Job wasn't ready. You know when God starts a conversation by telling you to dress like a man that it is going to be good. God essentially says to Job, alright mate, put your big boy pants on, and pay attention. And then the questions begin, and they are God's questions exposing Job's limitations when compared to God's lack of those very same limitations.
When I re-read the story of Samson today, it was no less tragic but I could see some of the strands of grace. A man with low impulse control, who is remarkably gifted by God's Spirit but who cannot control his ego, his temper or his sex drive ends up being weakened and humiliated, and the only glimpse of redemption comes in the form of self-destructive revenge, and yet, God uses Him in the ongoing advance of His Kingdom, and gifts him grace and power, in spite of himself. That's just like God, to love and empower and work through really flawed people.
The twelve tribes of Israel are conceived in sin, competition, oppression (Bilhah and Zilpah are victims of some very peculiar sexual sins here), fornication and desperation. Everywhere you look in this storyline there is human weakness and wickedness and yet it is all bound together in the gracious faithfulness of a covenant keeping God. Only God could bring something beautiful out of all of this, and He does! It is amazing to consider that for future generations, God was happy to be named as the God of Jacob! That isn't a testament to the faithfulness of Jacob, but it is God showing His people that He stays faithful to even the most wayward of sons.
People are now locked away with the demons and temptations that don't respect social distancing. I am saddened to hear of and see the impact that is having on people who are tired of fighting those demons and who ordinarily used the warm light of community as a place to temporarily escape them. Now, they live with us, all the time, and we cannot leave.
Jesus prays not because He is superhuman, but because He is human. It isn't a sign of His strength that He rubs our nose in, it is evidence of His dependence on the Father that He invites us into. His early morning prayer session isn't the separated hours of spiritual practice reserved for an unhurried monk, but rather it is the life giving retreat of a very busy shepherd.
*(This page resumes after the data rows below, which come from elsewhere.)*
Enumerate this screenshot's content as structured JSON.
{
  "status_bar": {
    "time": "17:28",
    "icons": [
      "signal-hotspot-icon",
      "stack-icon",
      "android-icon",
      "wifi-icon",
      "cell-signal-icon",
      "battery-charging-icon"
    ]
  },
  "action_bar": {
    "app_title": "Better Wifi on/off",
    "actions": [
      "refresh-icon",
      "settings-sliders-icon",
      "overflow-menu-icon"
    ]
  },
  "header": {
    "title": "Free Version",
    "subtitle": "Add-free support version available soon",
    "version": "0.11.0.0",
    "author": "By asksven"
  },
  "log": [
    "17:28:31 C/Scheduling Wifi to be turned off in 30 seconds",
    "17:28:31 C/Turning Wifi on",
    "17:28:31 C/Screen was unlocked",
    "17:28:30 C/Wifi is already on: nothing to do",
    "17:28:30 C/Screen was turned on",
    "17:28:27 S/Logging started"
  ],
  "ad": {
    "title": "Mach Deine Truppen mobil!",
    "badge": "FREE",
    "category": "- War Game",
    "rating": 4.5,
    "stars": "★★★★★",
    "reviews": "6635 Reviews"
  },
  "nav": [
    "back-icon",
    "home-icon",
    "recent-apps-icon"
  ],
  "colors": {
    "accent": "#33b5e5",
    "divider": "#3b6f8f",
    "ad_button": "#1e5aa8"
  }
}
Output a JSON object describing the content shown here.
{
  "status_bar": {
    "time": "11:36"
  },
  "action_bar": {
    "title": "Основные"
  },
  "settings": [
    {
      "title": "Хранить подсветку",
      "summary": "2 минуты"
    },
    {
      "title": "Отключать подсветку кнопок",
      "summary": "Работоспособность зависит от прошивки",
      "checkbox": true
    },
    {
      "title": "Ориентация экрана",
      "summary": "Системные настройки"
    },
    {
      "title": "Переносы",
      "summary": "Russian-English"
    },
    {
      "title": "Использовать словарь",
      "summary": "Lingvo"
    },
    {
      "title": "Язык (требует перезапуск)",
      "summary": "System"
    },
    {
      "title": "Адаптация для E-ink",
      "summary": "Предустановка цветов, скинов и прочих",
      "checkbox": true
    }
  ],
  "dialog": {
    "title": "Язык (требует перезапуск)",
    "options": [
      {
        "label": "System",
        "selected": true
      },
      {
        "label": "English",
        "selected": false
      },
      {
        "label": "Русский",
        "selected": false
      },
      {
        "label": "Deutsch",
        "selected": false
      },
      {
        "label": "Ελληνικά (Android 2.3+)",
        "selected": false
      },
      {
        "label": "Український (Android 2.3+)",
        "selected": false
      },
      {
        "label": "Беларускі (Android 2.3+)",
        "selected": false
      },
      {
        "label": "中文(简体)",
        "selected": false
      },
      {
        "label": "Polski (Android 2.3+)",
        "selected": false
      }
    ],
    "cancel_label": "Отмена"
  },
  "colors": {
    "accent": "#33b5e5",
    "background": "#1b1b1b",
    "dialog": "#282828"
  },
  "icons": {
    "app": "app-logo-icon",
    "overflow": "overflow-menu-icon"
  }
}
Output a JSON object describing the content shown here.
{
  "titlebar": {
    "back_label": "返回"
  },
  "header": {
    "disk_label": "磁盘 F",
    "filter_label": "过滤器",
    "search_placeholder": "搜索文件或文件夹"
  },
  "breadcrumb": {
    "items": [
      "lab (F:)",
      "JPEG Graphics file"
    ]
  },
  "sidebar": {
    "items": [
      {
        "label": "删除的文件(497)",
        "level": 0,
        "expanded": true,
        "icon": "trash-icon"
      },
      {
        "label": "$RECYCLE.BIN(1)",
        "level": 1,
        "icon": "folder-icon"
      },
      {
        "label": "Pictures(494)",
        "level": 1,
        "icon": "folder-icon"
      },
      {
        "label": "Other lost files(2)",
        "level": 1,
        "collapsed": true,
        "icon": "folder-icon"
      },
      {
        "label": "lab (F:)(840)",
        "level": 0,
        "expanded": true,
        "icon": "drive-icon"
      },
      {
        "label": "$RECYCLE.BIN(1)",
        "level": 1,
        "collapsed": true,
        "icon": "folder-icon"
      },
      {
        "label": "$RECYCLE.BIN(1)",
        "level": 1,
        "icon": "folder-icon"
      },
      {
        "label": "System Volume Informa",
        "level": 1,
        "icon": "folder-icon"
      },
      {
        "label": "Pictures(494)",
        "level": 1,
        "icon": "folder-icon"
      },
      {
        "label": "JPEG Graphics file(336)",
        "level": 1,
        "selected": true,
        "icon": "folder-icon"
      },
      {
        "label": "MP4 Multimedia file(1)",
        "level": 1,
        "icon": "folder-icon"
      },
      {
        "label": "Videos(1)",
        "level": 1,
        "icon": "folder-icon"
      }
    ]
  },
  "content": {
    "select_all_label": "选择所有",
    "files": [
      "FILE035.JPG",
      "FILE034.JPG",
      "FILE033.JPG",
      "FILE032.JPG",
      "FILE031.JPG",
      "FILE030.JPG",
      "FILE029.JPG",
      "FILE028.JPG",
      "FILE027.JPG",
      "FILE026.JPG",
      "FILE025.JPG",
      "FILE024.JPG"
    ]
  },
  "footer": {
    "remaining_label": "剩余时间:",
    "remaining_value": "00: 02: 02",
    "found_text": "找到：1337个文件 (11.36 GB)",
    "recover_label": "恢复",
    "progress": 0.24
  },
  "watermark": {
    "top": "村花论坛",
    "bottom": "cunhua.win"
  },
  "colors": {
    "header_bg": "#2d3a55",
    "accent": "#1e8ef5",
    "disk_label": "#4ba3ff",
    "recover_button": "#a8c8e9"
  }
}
What is important though, is what we watch for while we wait. Our belief will be determined by our beholding. Our faith will be fueled by the object of our focus. Where we look will determine how well we last.
Elihu strikes me a little bit like a young man who stumbles into Calvinism for the first time. Extremely passionate, very vocal, long-winded, lacking nuance, and rapidly running out of friends to yell at.
There is a difference then between the Spirit's gifts and the Spirit's fruits. The gifts are just that...gifts, given to us as a kindness of God. The fruits though require life long growth and care. They grow out of a life of walking in the Spirit. This should still be our focus and desire, that we would grow fruit. If God has given you remarkable gift, great! Be humble, be thankful, be faithful, and walk a life that focuses on fruit and not just gift. I have met too many Christian leaders who are incredibly gifted and also jerks. The reason for this is that we celebrate gift over fruit.
The story of the covenant people of God in Genesis is a story of God's faithfulness to a people who are fighting to survive. They are exiles, sojourners, almost everywhere they go, and they face the steepest odds in every land - not to mention the odds they lengthen through their own sin - and yet they cling to a promise that God will sustain them, bless them, increase them, and get them home. That is the story arc of all of the people of God, but we forgot the whole exiles and sojourners part of it.